Tennessee Arts Commission Receives Folklife & Education Award Recognition12.15.2008
NASHVILLE, Tenn. — During an American Folklore Society meeting in 2008, the Folklore and Education section announced the winners of the annual Dorothy Howard Award for Excellence in Folklife and Education for work which encourages K-12 educators or students to use or study folklore and folkloristic approaches in school environments.
The Tennessee Arts Commission received the Honorable Mention this year for the Fisk Jubilee Singers project, Singing Our Song, The Fisk Jubilee Singers. The project included a documentary on DVD, an audio CD, and extensive lesson plans. According to Dr. Robert Cogswell, director of Commission's Folklife Program, the judges were impressed with this resource, and they were especially pleased that it was distributed to schools throughout Tennessee. The teaching materials were part of the Commission's American Masterpieces project, in partnership with the National Endowment for the Arts.

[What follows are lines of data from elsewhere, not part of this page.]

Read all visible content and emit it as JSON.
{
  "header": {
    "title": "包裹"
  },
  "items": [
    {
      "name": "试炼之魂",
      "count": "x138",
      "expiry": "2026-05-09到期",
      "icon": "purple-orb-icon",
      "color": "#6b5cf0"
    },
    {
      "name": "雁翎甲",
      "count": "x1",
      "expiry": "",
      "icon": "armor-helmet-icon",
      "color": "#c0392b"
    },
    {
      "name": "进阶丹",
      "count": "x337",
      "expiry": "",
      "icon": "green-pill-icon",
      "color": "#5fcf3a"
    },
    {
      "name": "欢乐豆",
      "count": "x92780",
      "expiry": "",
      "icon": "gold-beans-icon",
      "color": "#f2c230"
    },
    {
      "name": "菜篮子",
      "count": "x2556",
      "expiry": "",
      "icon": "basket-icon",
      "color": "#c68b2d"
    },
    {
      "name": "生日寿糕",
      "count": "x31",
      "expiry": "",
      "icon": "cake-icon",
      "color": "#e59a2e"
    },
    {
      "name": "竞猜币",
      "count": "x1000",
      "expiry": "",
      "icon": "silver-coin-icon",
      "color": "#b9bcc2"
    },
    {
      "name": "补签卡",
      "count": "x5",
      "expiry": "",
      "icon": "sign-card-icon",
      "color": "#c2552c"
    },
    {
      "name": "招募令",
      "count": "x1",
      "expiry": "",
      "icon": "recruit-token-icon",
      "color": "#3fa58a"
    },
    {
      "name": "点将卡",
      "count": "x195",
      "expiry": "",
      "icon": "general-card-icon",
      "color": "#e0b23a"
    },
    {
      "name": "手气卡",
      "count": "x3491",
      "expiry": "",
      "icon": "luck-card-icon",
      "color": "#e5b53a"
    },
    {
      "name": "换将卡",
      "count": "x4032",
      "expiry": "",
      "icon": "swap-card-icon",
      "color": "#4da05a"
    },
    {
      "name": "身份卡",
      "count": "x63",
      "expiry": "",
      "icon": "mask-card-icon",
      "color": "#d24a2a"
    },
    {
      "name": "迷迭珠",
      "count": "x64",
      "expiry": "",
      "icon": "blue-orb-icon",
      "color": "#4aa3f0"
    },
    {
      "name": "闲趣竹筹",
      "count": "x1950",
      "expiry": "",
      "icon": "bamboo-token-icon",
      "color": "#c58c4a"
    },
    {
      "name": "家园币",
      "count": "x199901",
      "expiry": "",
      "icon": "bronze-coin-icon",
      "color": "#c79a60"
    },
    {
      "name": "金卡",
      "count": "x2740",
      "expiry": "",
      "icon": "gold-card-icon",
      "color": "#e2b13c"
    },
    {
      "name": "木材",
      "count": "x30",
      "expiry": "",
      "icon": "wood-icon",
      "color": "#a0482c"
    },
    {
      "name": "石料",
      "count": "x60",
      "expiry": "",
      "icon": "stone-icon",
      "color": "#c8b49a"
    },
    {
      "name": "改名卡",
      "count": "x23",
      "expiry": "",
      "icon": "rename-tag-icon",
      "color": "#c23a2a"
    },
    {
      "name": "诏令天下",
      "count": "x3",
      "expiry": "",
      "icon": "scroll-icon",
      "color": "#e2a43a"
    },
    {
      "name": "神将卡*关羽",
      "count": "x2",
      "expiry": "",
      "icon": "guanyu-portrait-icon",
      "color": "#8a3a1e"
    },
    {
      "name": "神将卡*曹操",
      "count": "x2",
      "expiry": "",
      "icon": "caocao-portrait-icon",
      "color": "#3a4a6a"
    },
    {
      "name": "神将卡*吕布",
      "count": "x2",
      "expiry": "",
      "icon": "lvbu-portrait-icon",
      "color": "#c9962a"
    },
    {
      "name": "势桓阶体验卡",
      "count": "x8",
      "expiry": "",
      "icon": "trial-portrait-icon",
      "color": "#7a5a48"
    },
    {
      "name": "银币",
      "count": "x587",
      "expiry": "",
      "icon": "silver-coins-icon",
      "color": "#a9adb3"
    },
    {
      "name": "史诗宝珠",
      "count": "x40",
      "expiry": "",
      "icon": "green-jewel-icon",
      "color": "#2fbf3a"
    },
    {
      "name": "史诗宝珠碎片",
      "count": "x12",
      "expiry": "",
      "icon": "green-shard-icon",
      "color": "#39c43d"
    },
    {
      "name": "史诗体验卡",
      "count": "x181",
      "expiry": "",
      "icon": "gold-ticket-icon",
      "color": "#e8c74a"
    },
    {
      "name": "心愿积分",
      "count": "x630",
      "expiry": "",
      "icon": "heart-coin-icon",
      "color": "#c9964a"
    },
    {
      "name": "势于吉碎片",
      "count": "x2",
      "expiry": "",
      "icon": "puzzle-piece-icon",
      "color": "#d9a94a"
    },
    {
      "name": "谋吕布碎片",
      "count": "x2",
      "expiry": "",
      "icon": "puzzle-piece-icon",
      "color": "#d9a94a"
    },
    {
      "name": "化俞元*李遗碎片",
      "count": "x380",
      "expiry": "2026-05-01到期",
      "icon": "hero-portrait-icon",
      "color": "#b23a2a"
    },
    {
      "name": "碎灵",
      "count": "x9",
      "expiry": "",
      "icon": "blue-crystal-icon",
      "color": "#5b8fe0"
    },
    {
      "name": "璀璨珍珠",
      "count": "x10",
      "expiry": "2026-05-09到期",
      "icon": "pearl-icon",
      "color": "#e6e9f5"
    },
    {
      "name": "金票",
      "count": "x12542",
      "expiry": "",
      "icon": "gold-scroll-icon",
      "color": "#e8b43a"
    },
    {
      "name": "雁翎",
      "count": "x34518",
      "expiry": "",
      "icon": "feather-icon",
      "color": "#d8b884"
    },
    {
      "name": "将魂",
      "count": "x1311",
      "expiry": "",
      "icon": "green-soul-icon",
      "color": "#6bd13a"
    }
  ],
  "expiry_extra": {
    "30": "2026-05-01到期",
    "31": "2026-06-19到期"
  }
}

The American Folklore Society is an association of people who study and communicate knowledge about folklore throughout the world. More than 2,200 members and subscribers are scholars, teachers, and libraries at colleges and universities; professionals in arts and cultural organizations; and community members involved in folklore work. Many members live and work in the U.S., but their interests in folklore stretch around the world, Today about one in every eight AFS members is from outside the U.S.
A collective of humanities scholars, museum anthropologists, and private citizens — including author Mark Twain and US President Rutherford B. Hayes — founded the Society in Cambridge, Massachusetts, in 1888.